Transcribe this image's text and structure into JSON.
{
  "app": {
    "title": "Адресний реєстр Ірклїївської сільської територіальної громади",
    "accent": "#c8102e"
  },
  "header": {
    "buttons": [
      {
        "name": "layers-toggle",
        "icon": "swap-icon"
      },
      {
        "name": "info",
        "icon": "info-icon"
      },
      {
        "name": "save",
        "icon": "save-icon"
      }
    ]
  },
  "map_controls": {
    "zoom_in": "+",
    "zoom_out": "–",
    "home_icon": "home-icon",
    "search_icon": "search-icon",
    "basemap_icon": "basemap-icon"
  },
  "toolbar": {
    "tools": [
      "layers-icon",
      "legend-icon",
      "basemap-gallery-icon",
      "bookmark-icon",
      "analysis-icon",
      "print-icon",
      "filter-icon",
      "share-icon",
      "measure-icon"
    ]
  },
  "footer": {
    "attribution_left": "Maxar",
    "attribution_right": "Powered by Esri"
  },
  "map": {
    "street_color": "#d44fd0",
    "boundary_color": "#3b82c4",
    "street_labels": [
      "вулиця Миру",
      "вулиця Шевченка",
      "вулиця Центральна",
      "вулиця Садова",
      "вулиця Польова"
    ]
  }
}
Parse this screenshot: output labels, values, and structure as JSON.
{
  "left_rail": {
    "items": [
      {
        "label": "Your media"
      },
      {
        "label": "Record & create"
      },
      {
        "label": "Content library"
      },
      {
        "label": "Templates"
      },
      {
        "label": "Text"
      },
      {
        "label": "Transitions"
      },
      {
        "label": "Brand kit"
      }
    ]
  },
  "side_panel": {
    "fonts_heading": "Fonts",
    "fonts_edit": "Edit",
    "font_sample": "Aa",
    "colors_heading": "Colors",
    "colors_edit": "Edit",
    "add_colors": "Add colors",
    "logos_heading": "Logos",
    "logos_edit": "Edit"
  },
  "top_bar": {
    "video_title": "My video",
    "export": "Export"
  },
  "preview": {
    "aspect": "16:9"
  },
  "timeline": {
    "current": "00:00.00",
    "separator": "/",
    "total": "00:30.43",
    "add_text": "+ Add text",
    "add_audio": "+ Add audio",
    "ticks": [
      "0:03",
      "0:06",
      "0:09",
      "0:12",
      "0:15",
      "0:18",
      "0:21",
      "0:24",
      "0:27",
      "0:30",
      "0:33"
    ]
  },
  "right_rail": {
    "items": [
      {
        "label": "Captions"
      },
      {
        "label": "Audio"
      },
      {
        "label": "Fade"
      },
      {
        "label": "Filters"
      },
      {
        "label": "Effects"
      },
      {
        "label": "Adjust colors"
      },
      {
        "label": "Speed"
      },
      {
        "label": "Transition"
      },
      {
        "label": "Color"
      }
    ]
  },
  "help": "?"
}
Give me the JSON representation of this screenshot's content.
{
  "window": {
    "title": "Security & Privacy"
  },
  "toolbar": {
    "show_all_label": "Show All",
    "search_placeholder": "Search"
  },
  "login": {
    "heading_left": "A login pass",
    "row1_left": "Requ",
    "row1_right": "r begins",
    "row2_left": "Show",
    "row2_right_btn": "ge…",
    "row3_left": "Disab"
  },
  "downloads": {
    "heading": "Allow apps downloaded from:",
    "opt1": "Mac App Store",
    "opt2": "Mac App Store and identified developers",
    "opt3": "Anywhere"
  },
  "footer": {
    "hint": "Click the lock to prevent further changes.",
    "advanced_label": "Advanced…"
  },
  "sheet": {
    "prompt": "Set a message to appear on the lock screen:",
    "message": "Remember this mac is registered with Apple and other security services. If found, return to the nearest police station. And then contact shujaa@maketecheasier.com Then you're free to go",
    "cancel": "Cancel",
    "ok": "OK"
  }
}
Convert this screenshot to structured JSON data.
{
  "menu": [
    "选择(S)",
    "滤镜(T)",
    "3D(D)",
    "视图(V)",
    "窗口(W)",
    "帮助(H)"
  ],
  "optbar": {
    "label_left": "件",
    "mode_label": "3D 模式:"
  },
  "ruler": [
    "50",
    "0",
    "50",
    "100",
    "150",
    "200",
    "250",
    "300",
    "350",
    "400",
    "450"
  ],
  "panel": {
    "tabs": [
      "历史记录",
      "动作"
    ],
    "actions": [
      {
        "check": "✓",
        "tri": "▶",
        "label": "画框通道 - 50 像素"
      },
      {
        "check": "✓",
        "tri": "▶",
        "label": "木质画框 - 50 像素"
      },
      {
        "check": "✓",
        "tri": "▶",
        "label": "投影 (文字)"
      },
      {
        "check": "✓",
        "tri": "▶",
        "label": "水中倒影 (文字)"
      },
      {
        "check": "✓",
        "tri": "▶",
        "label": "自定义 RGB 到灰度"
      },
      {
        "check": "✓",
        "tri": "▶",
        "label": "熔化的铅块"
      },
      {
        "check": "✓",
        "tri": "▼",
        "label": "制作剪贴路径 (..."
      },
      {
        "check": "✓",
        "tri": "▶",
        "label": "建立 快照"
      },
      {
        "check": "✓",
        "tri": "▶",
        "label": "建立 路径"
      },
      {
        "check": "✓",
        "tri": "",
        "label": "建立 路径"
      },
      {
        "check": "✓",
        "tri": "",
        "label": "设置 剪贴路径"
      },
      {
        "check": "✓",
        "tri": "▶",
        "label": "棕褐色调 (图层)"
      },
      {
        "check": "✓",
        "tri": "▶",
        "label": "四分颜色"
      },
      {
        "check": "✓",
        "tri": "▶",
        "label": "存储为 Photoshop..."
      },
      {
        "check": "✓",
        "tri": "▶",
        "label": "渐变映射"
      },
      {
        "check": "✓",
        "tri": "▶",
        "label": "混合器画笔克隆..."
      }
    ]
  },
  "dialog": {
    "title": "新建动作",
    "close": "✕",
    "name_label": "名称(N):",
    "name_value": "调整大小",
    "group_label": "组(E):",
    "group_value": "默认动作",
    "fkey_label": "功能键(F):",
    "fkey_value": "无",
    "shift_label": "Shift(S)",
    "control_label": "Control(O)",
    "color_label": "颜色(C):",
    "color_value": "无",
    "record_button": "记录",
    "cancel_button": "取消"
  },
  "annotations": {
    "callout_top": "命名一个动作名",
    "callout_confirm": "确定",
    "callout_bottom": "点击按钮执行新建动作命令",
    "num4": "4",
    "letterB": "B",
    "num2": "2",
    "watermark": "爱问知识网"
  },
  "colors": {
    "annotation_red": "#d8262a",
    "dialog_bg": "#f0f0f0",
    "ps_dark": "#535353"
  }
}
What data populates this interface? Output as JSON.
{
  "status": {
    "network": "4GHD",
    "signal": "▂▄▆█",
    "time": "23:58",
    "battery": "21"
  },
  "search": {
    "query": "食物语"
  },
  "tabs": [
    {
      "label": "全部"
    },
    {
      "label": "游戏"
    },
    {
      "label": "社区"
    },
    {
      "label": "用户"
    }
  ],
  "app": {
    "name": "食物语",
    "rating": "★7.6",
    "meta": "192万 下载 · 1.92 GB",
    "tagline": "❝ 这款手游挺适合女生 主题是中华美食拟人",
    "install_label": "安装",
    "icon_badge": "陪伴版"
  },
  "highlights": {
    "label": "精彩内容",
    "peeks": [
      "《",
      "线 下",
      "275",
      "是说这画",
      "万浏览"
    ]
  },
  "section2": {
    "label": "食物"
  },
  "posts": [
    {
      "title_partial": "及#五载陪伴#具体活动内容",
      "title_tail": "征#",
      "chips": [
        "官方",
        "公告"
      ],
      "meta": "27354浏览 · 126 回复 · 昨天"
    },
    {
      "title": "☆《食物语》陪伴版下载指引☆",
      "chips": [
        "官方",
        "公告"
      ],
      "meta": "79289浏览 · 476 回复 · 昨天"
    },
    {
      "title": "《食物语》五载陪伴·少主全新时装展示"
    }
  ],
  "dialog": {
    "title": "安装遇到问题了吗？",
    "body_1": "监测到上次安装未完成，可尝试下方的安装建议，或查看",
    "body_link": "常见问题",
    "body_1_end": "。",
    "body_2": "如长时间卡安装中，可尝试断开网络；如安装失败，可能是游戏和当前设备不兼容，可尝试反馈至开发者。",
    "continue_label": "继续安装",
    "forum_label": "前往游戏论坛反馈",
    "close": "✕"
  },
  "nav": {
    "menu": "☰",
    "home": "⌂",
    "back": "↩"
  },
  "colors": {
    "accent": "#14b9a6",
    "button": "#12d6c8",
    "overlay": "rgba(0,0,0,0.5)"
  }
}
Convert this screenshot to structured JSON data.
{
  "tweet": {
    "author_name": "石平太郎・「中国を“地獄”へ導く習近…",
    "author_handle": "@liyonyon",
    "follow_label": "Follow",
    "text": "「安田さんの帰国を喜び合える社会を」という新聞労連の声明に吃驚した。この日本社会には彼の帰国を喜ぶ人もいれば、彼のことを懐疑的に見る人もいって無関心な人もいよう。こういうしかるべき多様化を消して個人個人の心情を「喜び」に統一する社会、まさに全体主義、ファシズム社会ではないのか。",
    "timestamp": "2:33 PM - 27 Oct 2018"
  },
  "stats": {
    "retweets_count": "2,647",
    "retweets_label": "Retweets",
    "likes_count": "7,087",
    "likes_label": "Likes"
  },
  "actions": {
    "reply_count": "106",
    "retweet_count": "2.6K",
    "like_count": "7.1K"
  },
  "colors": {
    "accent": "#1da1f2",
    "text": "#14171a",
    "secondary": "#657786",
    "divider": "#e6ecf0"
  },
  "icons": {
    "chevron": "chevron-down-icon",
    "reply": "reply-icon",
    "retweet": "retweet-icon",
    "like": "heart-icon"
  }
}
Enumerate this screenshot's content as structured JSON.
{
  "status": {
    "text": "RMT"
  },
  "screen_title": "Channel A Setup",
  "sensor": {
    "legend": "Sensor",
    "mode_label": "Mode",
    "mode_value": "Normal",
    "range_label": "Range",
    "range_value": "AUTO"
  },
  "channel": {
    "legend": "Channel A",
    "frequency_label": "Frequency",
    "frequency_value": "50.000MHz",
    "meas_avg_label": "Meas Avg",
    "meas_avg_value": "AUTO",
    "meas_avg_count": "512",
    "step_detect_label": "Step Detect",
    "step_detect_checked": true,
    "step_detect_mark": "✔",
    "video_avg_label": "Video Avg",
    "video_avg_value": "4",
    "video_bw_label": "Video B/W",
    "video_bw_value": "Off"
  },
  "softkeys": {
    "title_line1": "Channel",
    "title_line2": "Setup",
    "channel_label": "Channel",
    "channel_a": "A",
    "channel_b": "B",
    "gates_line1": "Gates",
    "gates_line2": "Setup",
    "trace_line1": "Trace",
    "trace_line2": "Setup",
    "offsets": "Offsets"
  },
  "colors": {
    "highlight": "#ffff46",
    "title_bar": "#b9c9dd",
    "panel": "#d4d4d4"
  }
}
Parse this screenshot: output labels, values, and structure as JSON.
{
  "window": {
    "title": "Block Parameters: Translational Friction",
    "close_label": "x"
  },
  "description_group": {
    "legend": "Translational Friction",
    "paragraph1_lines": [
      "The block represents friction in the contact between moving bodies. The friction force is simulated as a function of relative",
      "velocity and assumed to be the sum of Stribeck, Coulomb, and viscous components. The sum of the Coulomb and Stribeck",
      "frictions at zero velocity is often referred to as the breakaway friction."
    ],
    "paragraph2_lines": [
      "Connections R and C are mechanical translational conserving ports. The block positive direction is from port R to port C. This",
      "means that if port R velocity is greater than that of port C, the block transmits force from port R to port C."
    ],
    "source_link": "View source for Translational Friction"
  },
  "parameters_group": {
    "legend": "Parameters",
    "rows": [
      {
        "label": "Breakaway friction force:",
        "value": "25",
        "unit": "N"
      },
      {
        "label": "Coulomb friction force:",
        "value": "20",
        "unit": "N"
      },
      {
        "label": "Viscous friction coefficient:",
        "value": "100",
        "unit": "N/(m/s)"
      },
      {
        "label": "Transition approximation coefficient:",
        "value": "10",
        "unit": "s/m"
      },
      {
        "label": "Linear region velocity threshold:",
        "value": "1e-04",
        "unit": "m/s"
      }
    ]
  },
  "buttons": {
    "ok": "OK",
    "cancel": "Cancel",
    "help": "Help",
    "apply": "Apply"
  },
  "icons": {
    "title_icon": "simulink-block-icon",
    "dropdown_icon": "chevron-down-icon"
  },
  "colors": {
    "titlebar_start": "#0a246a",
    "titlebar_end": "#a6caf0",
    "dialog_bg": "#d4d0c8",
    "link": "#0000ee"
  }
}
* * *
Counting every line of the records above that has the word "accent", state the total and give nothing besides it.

• [Output]: 3